Hasan Salaam 2011

It has been a few years since I last contacted Hasan Salaam. Just a few weeks after posting my blog entry, “Hasan Salaam: 2009,” he began “Hasan Salam: Life in Black and White,” a video blog which you can find on youtube, simplyflow.com, and hasansalaammusic.com. In these webisodes you are able to see a few aspects of his life outside of being an artist and performing. Also in 2009 ‘Mohammad  Dangerfield’ was a project in progress. February 22, 2011 that project is a reality.

It’s not hard to get in contact with my brother Hasan. I simply tweeted @Hasansalaam letting him know I wanted to put him on my menu. He then replied, “Of course!”  Between both of our busy schedules it took about a week to schedule a good time to talk. Meanwhile my mind buzzed with questions to ask and questions to keep to myself.  Finally it was time. I got the text from the man. Five minutes later I received the call. I greeted him with ‘salams’ and when he returned the greeting in his big voice all 5 feet of me became nervous like never before, but hey, the show must go on…

Najiyya: What made you start doing the video blog?
Hasan Salaam: Basically the video blog “Hasan Salaam: Life in Black and White” was to keep people informed as to what I was doing, not just music stuff all the time, but life in general. Sometimes people want to put me in a box. I can’t live in a box. Music and all that is who I am, but there are also a lot of aspects to me and that’s what I want people to see.

Najiyya: You say that you don’t want to be painted into a box. What box did you perceive yourself being painted into?
Hasan Salaam: That "conscious" rapper no fun, holier than thou box. I’m an MC. I deal with all aspects of life. I'm far from holy. I’m a man.  I do good things and bad, inshAllah the good outweighs the bad. I'm striving for the best. It’s like people build artists up on pedestals they themselves know is an impossible place to maintain so then they can destroy the pedestal on some “I told you so,” shit.

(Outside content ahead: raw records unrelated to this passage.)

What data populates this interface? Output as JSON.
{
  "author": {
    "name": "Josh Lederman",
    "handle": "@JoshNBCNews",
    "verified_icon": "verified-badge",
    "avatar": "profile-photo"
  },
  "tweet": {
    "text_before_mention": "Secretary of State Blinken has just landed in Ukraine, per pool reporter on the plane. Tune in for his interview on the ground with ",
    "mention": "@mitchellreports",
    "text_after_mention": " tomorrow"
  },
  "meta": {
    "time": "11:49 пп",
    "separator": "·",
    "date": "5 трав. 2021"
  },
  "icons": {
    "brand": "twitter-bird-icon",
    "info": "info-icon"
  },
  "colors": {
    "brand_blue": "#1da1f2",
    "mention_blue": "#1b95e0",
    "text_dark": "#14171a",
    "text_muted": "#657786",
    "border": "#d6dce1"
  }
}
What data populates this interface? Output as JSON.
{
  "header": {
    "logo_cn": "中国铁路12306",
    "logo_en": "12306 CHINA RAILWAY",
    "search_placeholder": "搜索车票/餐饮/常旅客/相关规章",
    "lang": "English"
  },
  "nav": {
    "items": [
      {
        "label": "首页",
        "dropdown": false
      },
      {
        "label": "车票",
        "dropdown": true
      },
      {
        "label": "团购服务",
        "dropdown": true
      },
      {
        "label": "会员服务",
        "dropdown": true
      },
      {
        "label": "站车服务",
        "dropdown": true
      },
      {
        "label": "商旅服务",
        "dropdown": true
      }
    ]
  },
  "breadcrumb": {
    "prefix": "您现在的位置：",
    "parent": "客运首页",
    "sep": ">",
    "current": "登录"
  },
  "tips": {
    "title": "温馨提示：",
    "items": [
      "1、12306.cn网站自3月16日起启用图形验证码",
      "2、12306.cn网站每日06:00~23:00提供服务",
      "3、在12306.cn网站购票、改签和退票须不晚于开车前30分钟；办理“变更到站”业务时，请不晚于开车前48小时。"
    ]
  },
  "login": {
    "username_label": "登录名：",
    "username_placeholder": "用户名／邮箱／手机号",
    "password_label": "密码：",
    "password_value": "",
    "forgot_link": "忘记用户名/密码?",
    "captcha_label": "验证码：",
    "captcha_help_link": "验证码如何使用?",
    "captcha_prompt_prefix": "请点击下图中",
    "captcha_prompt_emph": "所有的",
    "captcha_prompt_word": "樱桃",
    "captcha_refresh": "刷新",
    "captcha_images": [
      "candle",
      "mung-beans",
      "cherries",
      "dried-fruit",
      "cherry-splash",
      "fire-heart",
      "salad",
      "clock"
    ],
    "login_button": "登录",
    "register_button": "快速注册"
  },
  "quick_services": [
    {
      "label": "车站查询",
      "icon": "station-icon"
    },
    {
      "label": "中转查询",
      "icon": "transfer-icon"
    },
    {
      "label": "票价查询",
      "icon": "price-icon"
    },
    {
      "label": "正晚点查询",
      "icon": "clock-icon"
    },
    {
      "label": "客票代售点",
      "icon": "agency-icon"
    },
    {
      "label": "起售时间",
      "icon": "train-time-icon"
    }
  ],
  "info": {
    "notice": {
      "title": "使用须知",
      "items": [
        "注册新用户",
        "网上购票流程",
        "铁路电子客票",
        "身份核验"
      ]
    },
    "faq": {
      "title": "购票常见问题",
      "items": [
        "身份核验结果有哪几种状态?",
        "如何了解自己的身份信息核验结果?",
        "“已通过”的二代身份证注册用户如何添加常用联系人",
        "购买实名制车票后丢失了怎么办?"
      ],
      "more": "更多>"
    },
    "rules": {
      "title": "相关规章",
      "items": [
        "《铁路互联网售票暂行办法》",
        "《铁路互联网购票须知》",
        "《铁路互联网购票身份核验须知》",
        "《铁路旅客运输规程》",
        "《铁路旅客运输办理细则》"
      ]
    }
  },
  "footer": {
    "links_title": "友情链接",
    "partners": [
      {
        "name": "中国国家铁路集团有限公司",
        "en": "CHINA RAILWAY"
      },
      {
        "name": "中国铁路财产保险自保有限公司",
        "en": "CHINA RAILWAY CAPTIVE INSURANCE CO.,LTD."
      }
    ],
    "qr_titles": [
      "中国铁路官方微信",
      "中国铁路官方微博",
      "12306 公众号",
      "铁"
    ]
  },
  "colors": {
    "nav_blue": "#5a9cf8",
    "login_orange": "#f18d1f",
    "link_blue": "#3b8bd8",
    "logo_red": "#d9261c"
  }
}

Najiyya: In your video the audience sees an immediate response to your experience of Goree Island and West Africa, after digesting this trip and looking back on it now what are your thoughts and feelings?
Hasan Salaam: Goree Island still affects me the same way. I think our generation has dropped the ball in regards to African American progress for the most part. We kill ourselves and promote self hatred as if we agree with our enemies now. The sacrifices of our ancestors were not for us to destroy all they built for us.

Najiyya: Arrogance is a serious illness of the heart and I've seen it on those with less press than you. How do you stay grounded? What advice would you give younger artist that are coming up to avoid that nonsense?
Hasan Salaam: All of my ups and downs, trials and tribulations have only proven to me that Allah, God, The Universe is one. You can make a billion dollars but what we all do affects one another. You might not see it now, but what goes around defiantly comes back around. Treat others how you would want to be treated.

Najiyya: Mohammad Dangerfield and Rugged N Raw.  Rugged N Raw is hilarious, where did you two meet?
Hasan Salaam: Rugged N Raw and I had worked with a bunch of mutual people 6 or 7 years ago. We were on a record together before we even met each other.  We did so many shows together we were like we should do a whole album together and that’s how Mohammad Dangerfield came together.

Najiyya: If each album is a story, what is the story of Mohammad Dangerfield?
Hasan Salaam: The Mohammad Dangerfield album is the story of two different artists/brothers dealing with the struggles of life. It’s like a barbershop conversation or one of those days sitting on the park bench shootin’ the shit.

Najiyya: Another solo album soon?
Hasan Salaam: “Life in Black and White” is the next album, an EP, and some free material will be out also.

To purchase your copy of Mo’Dangerfield go to: